**WORK TO COMPLETE**: Go through the records and report each line in which the word "text" occurs.

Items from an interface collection
════════════════

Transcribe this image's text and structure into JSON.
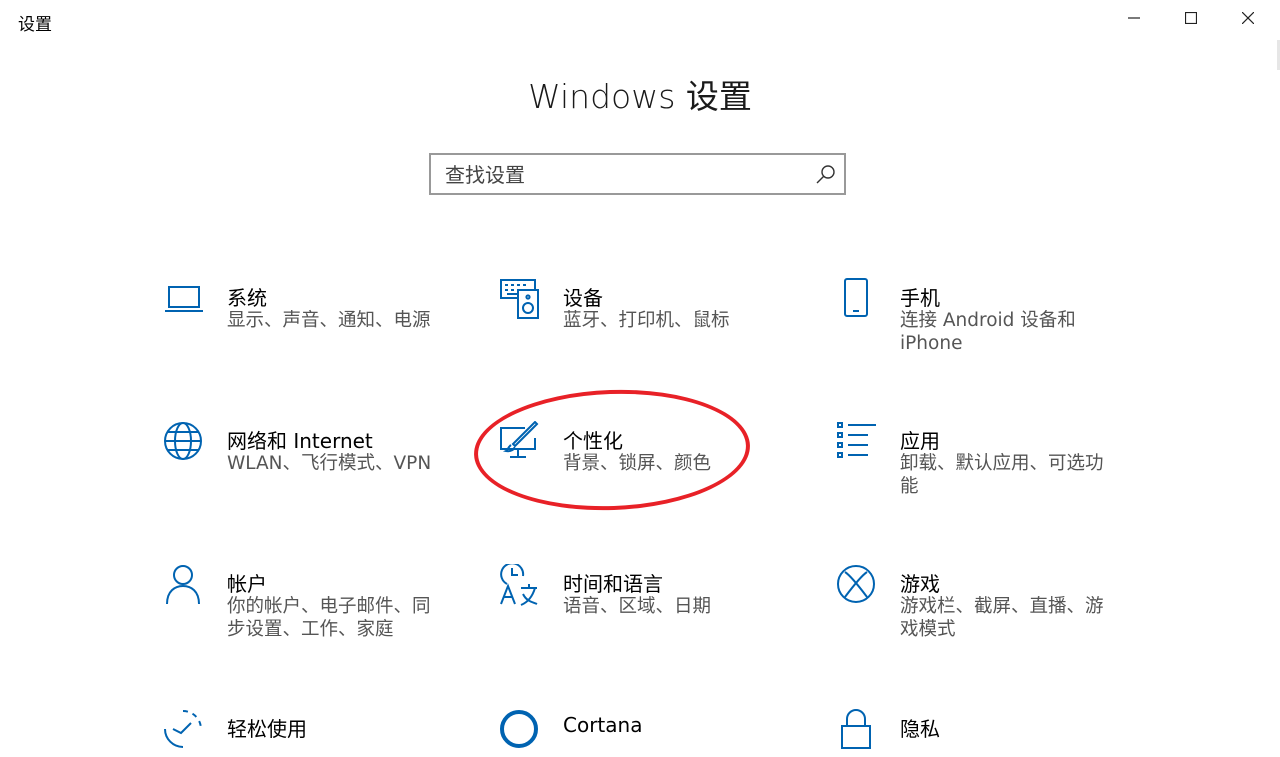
{
  "window": {
    "title": "设置"
  },
  "page": {
    "title": "Windows 设置"
  },
  "search": {
    "placeholder": "查找设置"
  },
  "tiles": [
    {
      "icon": "laptop-icon",
      "title": "系统",
      "desc": "显示、声音、通知、电源"
    },
    {
      "icon": "keyboard-speaker-icon",
      "title": "设备",
      "desc": "蓝牙、打印机、鼠标"
    },
    {
      "icon": "phone-icon",
      "title": "手机",
      "desc": "连接 Android 设备和 iPhone"
    },
    {
      "icon": "globe-icon",
      "title": "网络和 Internet",
      "desc": "WLAN、飞行模式、VPN"
    },
    {
      "icon": "paintbrush-monitor-icon",
      "title": "个性化",
      "desc": "背景、锁屏、颜色"
    },
    {
      "icon": "app-list-icon",
      "title": "应用",
      "desc": "卸载、默认应用、可选功能"
    },
    {
      "icon": "person-icon",
      "title": "帐户",
      "desc": "你的帐户、电子邮件、同步设置、工作、家庭"
    },
    {
      "icon": "time-language-icon",
      "title": "时间和语言",
      "desc": "语音、区域、日期"
    },
    {
      "icon": "xbox-icon",
      "title": "游戏",
      "desc": "游戏栏、截屏、直播、游戏模式"
    },
    {
      "icon": "ease-of-access-icon",
      "title": "轻松使用",
      "desc": ""
    },
    {
      "icon": "cortana-icon",
      "title": "Cortana",
      "desc": ""
    },
    {
      "icon": "lock-icon",
      "title": "隐私",
      "desc": ""
    }
  ],
  "annotation": {
    "color": "#e82127"
  },
  "colors": {
    "accent": "#0063b1"
  }
}
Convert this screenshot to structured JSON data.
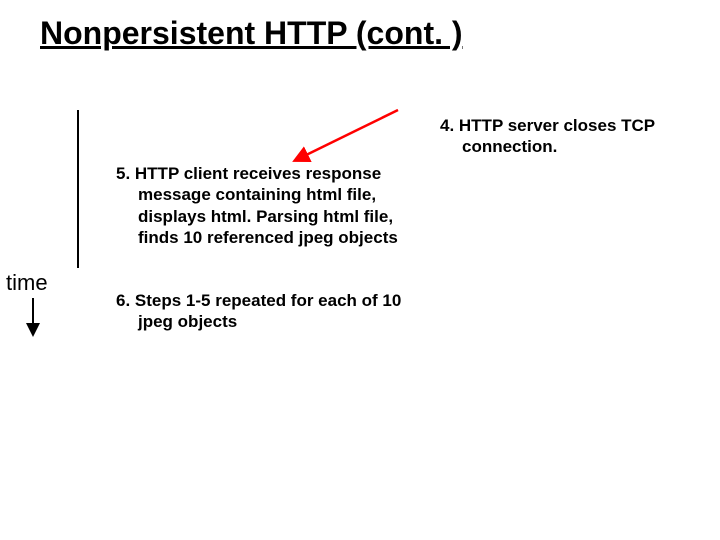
{
  "title": "Nonpersistent HTTP (cont. )",
  "time_label": "time",
  "steps": {
    "s4": "4. HTTP server closes TCP connection.",
    "s5": "5. HTTP client receives response message containing html file, displays html.  Parsing html file, finds 10 referenced jpeg objects",
    "s6": "6. Steps 1-5 repeated for each of 10 jpeg objects"
  },
  "colors": {
    "arrow_red": "#ff0000",
    "axis": "#000000"
  }
}
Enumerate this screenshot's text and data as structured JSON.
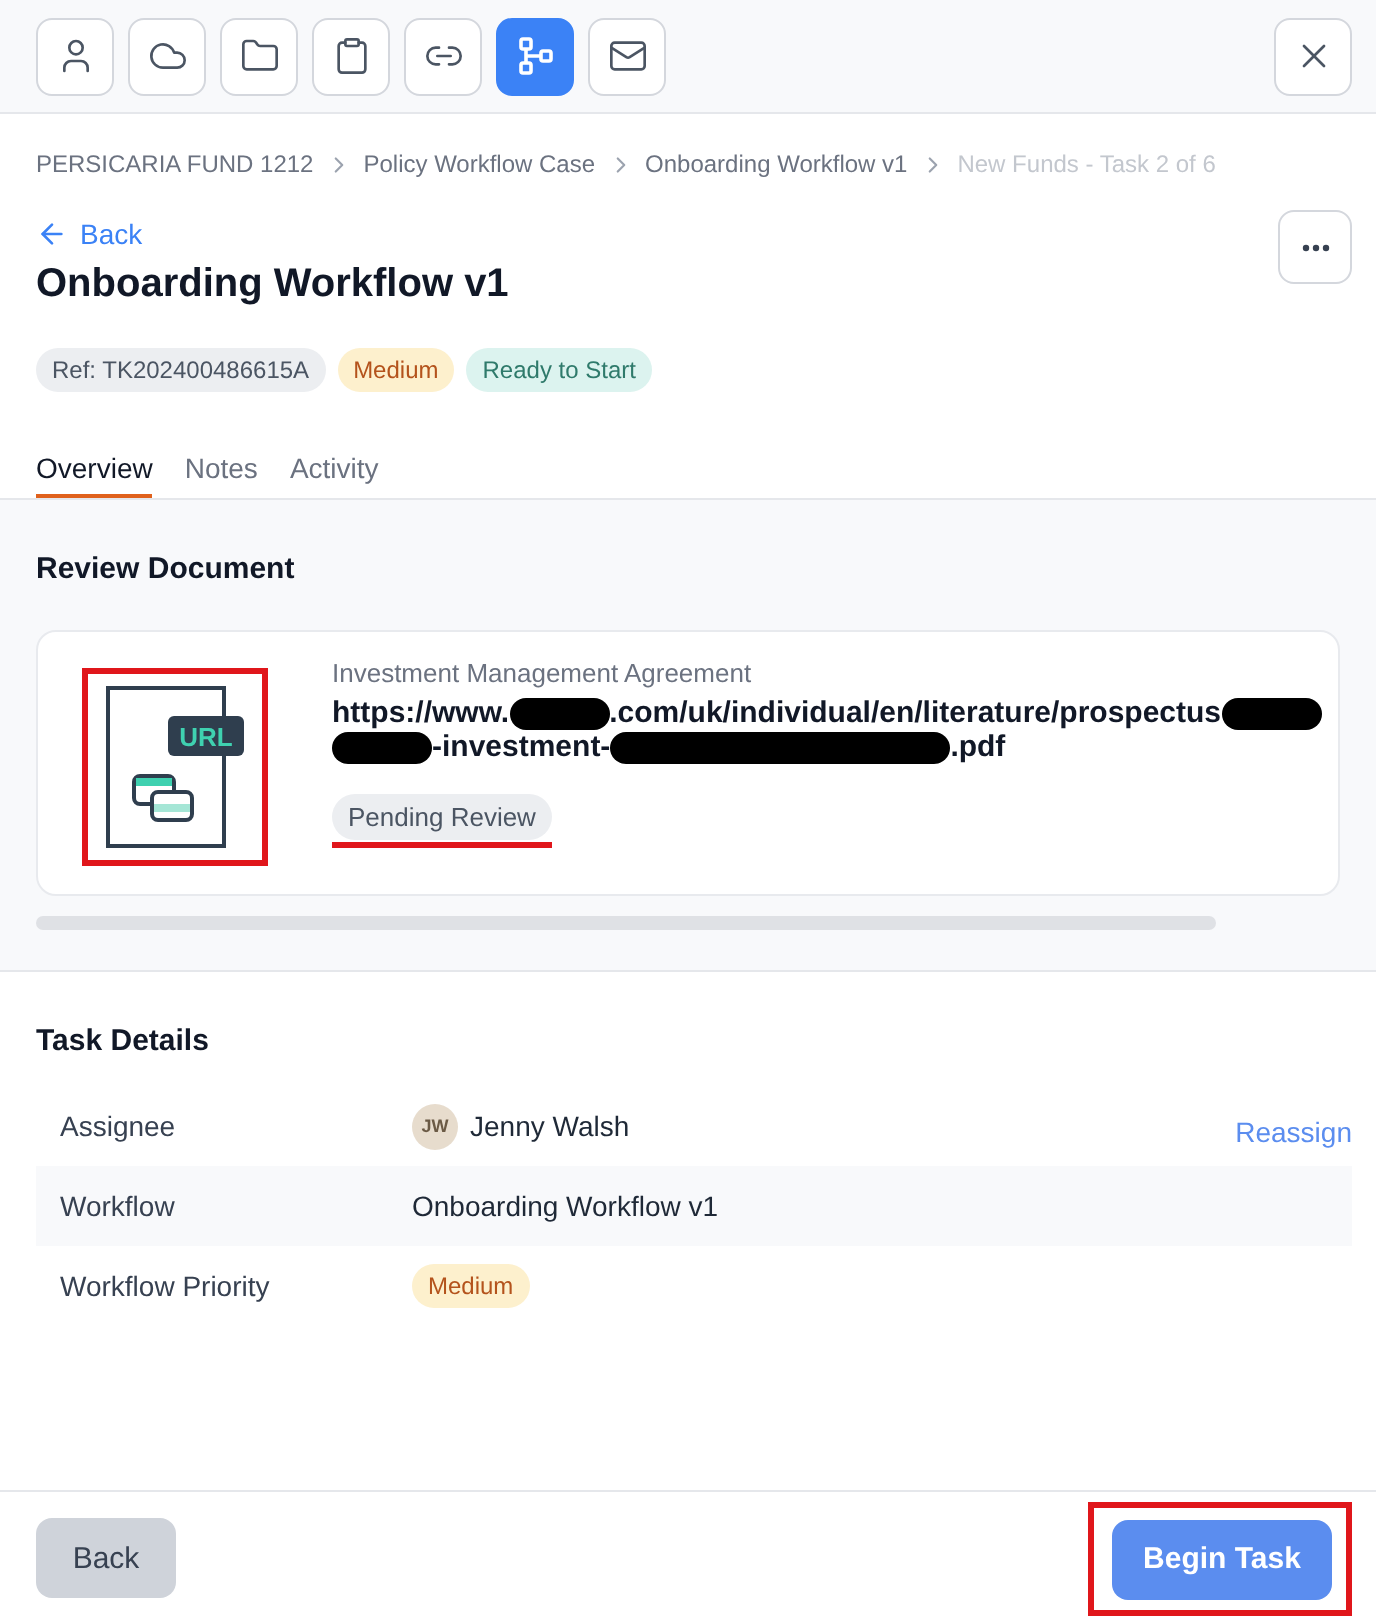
{
  "toolbar": {
    "buttons": [
      {
        "kind": "user",
        "selected": false
      },
      {
        "kind": "cloud",
        "selected": false
      },
      {
        "kind": "folder",
        "selected": false
      },
      {
        "kind": "clipboard",
        "selected": false
      },
      {
        "kind": "link",
        "selected": false
      },
      {
        "kind": "workflow",
        "selected": true
      },
      {
        "kind": "mail",
        "selected": false
      }
    ]
  },
  "breadcrumb": [
    {
      "label": "PERSICARIA FUND 1212",
      "current": false
    },
    {
      "label": "Policy Workflow Case",
      "current": false
    },
    {
      "label": "Onboarding Workflow v1",
      "current": false
    },
    {
      "label": "New Funds - Task 2 of 6",
      "current": true
    }
  ],
  "back_link": "Back",
  "title": "Onboarding Workflow v1",
  "badges": [
    {
      "kind": "ref",
      "label": "Ref: TK202400486615A"
    },
    {
      "kind": "priority",
      "label": "Medium"
    },
    {
      "kind": "status",
      "label": "Ready to Start"
    }
  ],
  "tabs": [
    {
      "label": "Overview",
      "selected": true
    },
    {
      "label": "Notes",
      "selected": false
    },
    {
      "label": "Activity",
      "selected": false
    }
  ],
  "review": {
    "heading": "Review Document",
    "document": {
      "icon_label": "URL",
      "icon_highlighted": true,
      "name": "Investment Management Agreement",
      "url_parts": [
        {
          "kind": "text",
          "text": "https://www."
        },
        {
          "kind": "redacted"
        },
        {
          "kind": "text",
          "text": ".com/uk/individual/en/literature/prospectus"
        },
        {
          "kind": "redacted"
        },
        {
          "kind": "redacted"
        },
        {
          "kind": "text",
          "text": "-investment-"
        },
        {
          "kind": "redacted_long"
        },
        {
          "kind": "text",
          "text": ".pdf"
        }
      ],
      "status": "Pending Review",
      "status_underlined": true
    }
  },
  "task_details": {
    "heading": "Task Details",
    "rows": [
      {
        "kind": "person",
        "label": "Assignee",
        "initials": "JW",
        "value": "Jenny Walsh",
        "action": "Reassign"
      },
      {
        "kind": "text",
        "label": "Workflow",
        "value": "Onboarding Workflow v1"
      },
      {
        "kind": "badge",
        "label": "Workflow Priority",
        "value": "Medium"
      }
    ]
  },
  "footer": {
    "back_button": "Back",
    "primary_button": "Begin Task",
    "primary_highlighted": true
  }
}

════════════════

**RESULT OF THIS EXERCISE**:
Transcribe this image's text and structure into JSON.
Enumerate this screenshot's text and data as structured JSON.
          "kind": "text",
          "text": "https://www."
          "kind": "text",
          "text": ".com/uk/individual/en/literature/prospectus"
          "kind": "text",
          "text": "-investment-"
          "kind": "text",
          "text": ".pdf"
        "kind": "text",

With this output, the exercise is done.